Shares of U.S. casino operators rose Monday as monthly Macau gambling revenues fall less than feared.
Macau, the world’s biggest casino hub, posted a 9.5 percent drop for April, its 23rd straight monthly decline. But it was less severe than analysts’ estimates of an 11 percent to 16 percent fall.
April revenue fell to $2.17 billion, government data showed Sunday.
MGM Resorts International was up 37 cents, or 1.74 percent, to $21.67. Las Vegas Sands Corp., which saw a 13 percent decline after disappointing first-quarter results, gained $1.60, or 3.54 percent, to close at 46.75. Wynn Resorts Ltd. gained $5.98, or 6.77 percent, to close at $94.28.
All U.S. stock indexes moved notably higher Monday, recovering some of last week’s sharp declines. Beaten-up stocks such as Amazon.com and Microsoft gained, helping end a seven-day losing streak in the Nasdaq composite.

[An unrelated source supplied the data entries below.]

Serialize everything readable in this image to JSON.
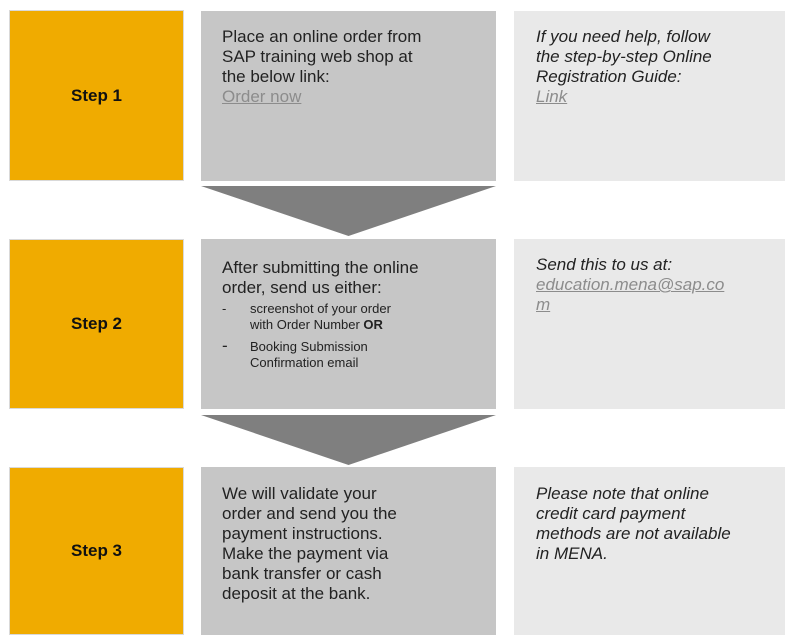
{
  "colors": {
    "step_box": "#f0ab00",
    "step_box_border": "#d9d9d9",
    "detail_box": "#c6c6c6",
    "note_box": "#e9e9e9",
    "arrow": "#7f7f7f",
    "link": "#8c8c8c"
  },
  "steps": [
    {
      "label": "Step 1",
      "detail": {
        "lines": [
          "Place an online order from",
          "SAP training web shop at",
          "the below link:"
        ],
        "link": "Order now"
      },
      "note": {
        "lines": [
          "If you need help, follow",
          "the step-by-step Online",
          "Registration Guide:"
        ],
        "link": "Link"
      }
    },
    {
      "label": "Step 2",
      "detail": {
        "lines": [
          "After submitting the online",
          "order, send us either:"
        ],
        "bullets": [
          {
            "dash": "-",
            "text_1": "screenshot of your order",
            "text_2": "with Order Number ",
            "bold": "OR"
          },
          {
            "dash": "-",
            "text_1": "Booking Submission",
            "text_2": "Confirmation email"
          }
        ]
      },
      "note": {
        "lines": [
          "Send this to us at:"
        ],
        "link_1": "education.mena@sap.co",
        "link_2": "m"
      }
    },
    {
      "label": "Step 3",
      "detail": {
        "lines": [
          "We will validate your",
          "order and send you the",
          "payment instructions.",
          "Make the payment via",
          "bank transfer or cash",
          "deposit at the bank."
        ]
      },
      "note": {
        "lines": [
          "Please note that online",
          "credit card payment",
          "methods are not available",
          "in MENA."
        ]
      }
    }
  ]
}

The Dow Jones industrial average rose 117.52 points, or 0.7 percent, to 17,891.16. The Standard & Poor’s 500 index added 16.13 points, or 0.8 percent, to 2,081.43 and the Nasdaq rose 42.24 points, or 0.9 percent, to 4,817.59.
Casino operator stocks have generally rallied this year as Macau bearishness fades. And the pace of the decline was seen decreasing from the previous month as the southern Chinese territory struggles to lure high-spending gamblers.
China’s pervasive campaign against conspicuous spending among public officials together with slowing economic growth are widely regarded as the central reasons behind the slump.
Most Hong Kong-listed casino operators are still in the red on a one-year basis. But a bounce since mid-February has erased a sizable chunk of those losses.
The Review-Journal is owned by the family of Las Vegas Sands Corp. Chairman and CEO Sheldon Adelson.